BEGIN

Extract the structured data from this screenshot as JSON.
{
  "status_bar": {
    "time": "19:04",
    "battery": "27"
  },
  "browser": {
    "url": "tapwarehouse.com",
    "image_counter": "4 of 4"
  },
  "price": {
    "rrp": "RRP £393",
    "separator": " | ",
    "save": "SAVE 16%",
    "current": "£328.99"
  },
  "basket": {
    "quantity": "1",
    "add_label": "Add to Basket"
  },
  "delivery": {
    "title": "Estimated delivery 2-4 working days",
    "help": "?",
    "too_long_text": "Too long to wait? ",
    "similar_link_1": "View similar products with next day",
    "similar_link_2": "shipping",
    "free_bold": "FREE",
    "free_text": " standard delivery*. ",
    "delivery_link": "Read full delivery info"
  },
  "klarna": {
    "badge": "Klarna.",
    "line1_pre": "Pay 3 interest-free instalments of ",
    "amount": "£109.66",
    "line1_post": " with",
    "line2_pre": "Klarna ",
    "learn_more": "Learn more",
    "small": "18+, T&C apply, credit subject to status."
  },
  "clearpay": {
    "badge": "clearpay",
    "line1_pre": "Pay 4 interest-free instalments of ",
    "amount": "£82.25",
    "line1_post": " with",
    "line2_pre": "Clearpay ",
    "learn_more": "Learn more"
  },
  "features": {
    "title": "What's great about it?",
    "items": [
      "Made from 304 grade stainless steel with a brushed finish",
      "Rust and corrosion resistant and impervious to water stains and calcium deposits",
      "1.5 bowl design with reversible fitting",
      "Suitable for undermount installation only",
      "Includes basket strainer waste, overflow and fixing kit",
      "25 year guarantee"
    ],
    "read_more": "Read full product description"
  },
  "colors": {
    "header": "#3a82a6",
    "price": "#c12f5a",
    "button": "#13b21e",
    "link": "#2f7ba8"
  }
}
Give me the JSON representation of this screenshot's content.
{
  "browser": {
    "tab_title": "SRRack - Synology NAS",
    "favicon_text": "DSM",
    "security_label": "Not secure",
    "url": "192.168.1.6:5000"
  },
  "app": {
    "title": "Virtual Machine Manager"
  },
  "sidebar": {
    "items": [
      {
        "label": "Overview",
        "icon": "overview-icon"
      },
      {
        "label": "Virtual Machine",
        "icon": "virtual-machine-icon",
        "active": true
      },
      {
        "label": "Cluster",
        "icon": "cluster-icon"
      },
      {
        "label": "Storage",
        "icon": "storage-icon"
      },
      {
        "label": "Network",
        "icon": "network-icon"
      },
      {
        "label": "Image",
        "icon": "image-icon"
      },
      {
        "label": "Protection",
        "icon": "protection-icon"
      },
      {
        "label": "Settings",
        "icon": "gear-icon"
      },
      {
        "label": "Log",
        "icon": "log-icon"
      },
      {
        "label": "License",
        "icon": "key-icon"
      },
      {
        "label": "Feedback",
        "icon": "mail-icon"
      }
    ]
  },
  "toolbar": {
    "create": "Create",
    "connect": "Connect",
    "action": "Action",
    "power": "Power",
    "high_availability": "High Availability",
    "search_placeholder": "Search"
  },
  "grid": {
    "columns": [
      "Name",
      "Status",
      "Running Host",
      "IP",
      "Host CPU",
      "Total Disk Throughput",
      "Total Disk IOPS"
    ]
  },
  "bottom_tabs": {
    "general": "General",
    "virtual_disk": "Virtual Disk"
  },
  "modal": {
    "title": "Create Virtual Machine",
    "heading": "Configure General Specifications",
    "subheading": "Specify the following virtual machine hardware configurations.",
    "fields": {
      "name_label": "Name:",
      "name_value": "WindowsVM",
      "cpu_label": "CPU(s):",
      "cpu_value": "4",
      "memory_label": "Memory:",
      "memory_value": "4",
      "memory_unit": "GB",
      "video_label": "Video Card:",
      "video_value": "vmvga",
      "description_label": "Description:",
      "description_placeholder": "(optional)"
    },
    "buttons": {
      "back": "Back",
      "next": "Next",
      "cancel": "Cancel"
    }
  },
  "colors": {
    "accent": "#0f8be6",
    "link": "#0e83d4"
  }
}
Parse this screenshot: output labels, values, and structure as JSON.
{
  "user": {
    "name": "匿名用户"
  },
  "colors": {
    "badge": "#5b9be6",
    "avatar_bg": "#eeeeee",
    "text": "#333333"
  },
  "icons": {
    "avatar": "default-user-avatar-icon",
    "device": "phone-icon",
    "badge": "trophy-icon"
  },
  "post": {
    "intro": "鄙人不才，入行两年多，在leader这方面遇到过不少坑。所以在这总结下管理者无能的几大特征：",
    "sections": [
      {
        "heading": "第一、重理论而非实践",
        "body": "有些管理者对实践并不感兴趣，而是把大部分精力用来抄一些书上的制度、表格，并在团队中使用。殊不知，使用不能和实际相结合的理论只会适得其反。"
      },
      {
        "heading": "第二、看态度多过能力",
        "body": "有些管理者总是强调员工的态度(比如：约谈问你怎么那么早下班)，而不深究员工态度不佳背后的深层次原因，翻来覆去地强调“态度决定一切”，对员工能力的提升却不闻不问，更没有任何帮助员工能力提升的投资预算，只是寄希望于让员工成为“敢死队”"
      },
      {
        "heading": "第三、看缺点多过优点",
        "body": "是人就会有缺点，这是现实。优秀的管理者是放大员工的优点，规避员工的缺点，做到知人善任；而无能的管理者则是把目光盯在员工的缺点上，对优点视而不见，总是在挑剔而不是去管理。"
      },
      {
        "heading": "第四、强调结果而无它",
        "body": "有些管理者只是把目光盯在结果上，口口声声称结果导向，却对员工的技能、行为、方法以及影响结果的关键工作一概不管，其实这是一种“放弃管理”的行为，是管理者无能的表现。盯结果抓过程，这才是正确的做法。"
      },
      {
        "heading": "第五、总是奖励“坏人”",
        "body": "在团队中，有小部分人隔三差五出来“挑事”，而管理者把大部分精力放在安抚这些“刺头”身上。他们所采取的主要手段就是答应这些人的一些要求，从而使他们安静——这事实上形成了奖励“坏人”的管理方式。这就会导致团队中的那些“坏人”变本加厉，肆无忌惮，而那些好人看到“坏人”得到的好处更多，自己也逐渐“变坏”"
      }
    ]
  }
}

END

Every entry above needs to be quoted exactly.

__ANSWER SPACE__:
Extract the structured data from this screenshot as JSON.
{
  "status_bar": {
    "time": "19:04",
    "battery": "27"
  },
  "browser": {
    "url": "tapwarehouse.com",
    "image_counter": "4 of 4"
  },
  "price": {
    "rrp": "RRP £393",
    "separator": " | ",
    "save": "SAVE 16%",
    "current": "£328.99"
  },
  "basket": {
    "quantity": "1",
    "add_label": "Add to Basket"
  },
  "delivery": {
    "title": "Estimated delivery 2-4 working days",
    "help": "?",
    "too_long_text": "Too long to wait? ",
    "similar_link_1": "View similar products with next day",
    "similar_link_2": "shipping",
    "free_bold": "FREE",
    "free_text": " standard delivery*. ",
    "delivery_link": "Read full delivery info"
  },
  "klarna": {
    "badge": "Klarna.",
    "line1_pre": "Pay 3 interest-free instalments of ",
    "amount": "£109.66",
    "line1_post": " with",
    "line2_pre": "Klarna ",
    "learn_more": "Learn more",
    "small": "18+, T&C apply, credit subject to status."
  },
  "clearpay": {
    "badge": "clearpay",
    "line1_pre": "Pay 4 interest-free instalments of ",
    "amount": "£82.25",
    "line1_post": " with",
    "line2_pre": "Clearpay ",
    "learn_more": "Learn more"
  },
  "features": {
    "title": "What's great about it?",
    "items": [
      "Made from 304 grade stainless steel with a brushed finish",
      "Rust and corrosion resistant and impervious to water stains and calcium deposits",
      "1.5 bowl design with reversible fitting",
      "Suitable for undermount installation only",
      "Includes basket strainer waste, overflow and fixing kit",
      "25 year guarantee"
    ],
    "read_more": "Read full product description"
  },
  "colors": {
    "header": "#3a82a6",
    "price": "#c12f5a",
    "button": "#13b21e",
    "link": "#2f7ba8"
  }
}
Give me the JSON representation of this screenshot's content.
{
  "browser": {
    "tab_title": "SRRack - Synology NAS",
    "favicon_text": "DSM",
    "security_label": "Not secure",
    "url": "192.168.1.6:5000"
  },
  "app": {
    "title": "Virtual Machine Manager"
  },
  "sidebar": {
    "items": [
      {
        "label": "Overview",
        "icon": "overview-icon"
      },
      {
        "label": "Virtual Machine",
        "icon": "virtual-machine-icon",
        "active": true
      },
      {
        "label": "Cluster",
        "icon": "cluster-icon"
      },
      {
        "label": "Storage",
        "icon": "storage-icon"
      },
      {
        "label": "Network",
        "icon": "network-icon"
      },
      {
        "label": "Image",
        "icon": "image-icon"
      },
      {
        "label": "Protection",
        "icon": "protection-icon"
      },
      {
        "label": "Settings",
        "icon": "gear-icon"
      },
      {
        "label": "Log",
        "icon": "log-icon"
      },
      {
        "label": "License",
        "icon": "key-icon"
      },
      {
        "label": "Feedback",
        "icon": "mail-icon"
      }
    ]
  },
  "toolbar": {
    "create": "Create",
    "connect": "Connect",
    "action": "Action",
    "power": "Power",
    "high_availability": "High Availability",
    "search_placeholder": "Search"
  },
  "grid": {
    "columns": [
      "Name",
      "Status",
      "Running Host",
      "IP",
      "Host CPU",
      "Total Disk Throughput",
      "Total Disk IOPS"
    ]
  },
  "bottom_tabs": {
    "general": "General",
    "virtual_disk": "Virtual Disk"
  },
  "modal": {
    "title": "Create Virtual Machine",
    "heading": "Configure General Specifications",
    "subheading": "Specify the following virtual machine hardware configurations.",
    "fields": {
      "name_label": "Name:",
      "name_value": "WindowsVM",
      "cpu_label": "CPU(s):",
      "cpu_value": "4",
      "memory_label": "Memory:",
      "memory_value": "4",
      "memory_unit": "GB",
      "video_label": "Video Card:",
      "video_value": "vmvga",
      "description_label": "Description:",
      "description_placeholder": "(optional)"
    },
    "buttons": {
      "back": "Back",
      "next": "Next",
      "cancel": "Cancel"
    }
  },
  "colors": {
    "accent": "#0f8be6",
    "link": "#0e83d4"
  }
}
Parse this screenshot: output labels, values, and structure as JSON.
{
  "user": {
    "name": "匿名用户"
  },
  "colors": {
    "badge": "#5b9be6",
    "avatar_bg": "#eeeeee",
    "text": "#333333"
  },
  "icons": {
    "avatar": "default-user-avatar-icon",
    "device": "phone-icon",
    "badge": "trophy-icon"
  },
  "post": {
    "intro": "鄙人不才，入行两年多，在leader这方面遇到过不少坑。所以在这总结下管理者无能的几大特征：",
    "sections": [
      {
        "heading": "第一、重理论而非实践",
        "body": "有些管理者对实践并不感兴趣，而是把大部分精力用来抄一些书上的制度、表格，并在团队中使用。殊不知，使用不能和实际相结合的理论只会适得其反。"
      },
      {
        "heading": "第二、看态度多过能力",
        "body": "有些管理者总是强调员工的态度(比如：约谈问你怎么那么早下班)，而不深究员工态度不佳背后的深层次原因，翻来覆去地强调“态度决定一切”，对员工能力的提升却不闻不问，更没有任何帮助员工能力提升的投资预算，只是寄希望于让员工成为“敢死队”"
      },
      {
        "heading": "第三、看缺点多过优点",
        "body": "是人就会有缺点，这是现实。优秀的管理者是放大员工的优点，规避员工的缺点，做到知人善任；而无能的管理者则是把目光盯在员工的缺点上，对优点视而不见，总是在挑剔而不是去管理。"
      },
      {
        "heading": "第四、强调结果而无它",
        "body": "有些管理者只是把目光盯在结果上，口口声声称结果导向，却对员工的技能、行为、方法以及影响结果的关键工作一概不管，其实这是一种“放弃管理”的行为，是管理者无能的表现。盯结果抓过程，这才是正确的做法。"
      },
      {
        "heading": "第五、总是奖励“坏人”",
        "body": "在团队中，有小部分人隔三差五出来“挑事”，而管理者把大部分精力放在安抚这些“刺头”身上。他们所采取的主要手段就是答应这些人的一些要求，从而使他们安静——这事实上形成了奖励“坏人”的管理方式。这就会导致团队中的那些“坏人”变本加厉，肆无忌惮，而那些好人看到“坏人”得到的好处更多，自己也逐渐“变坏”"
      }
    ]
  }
}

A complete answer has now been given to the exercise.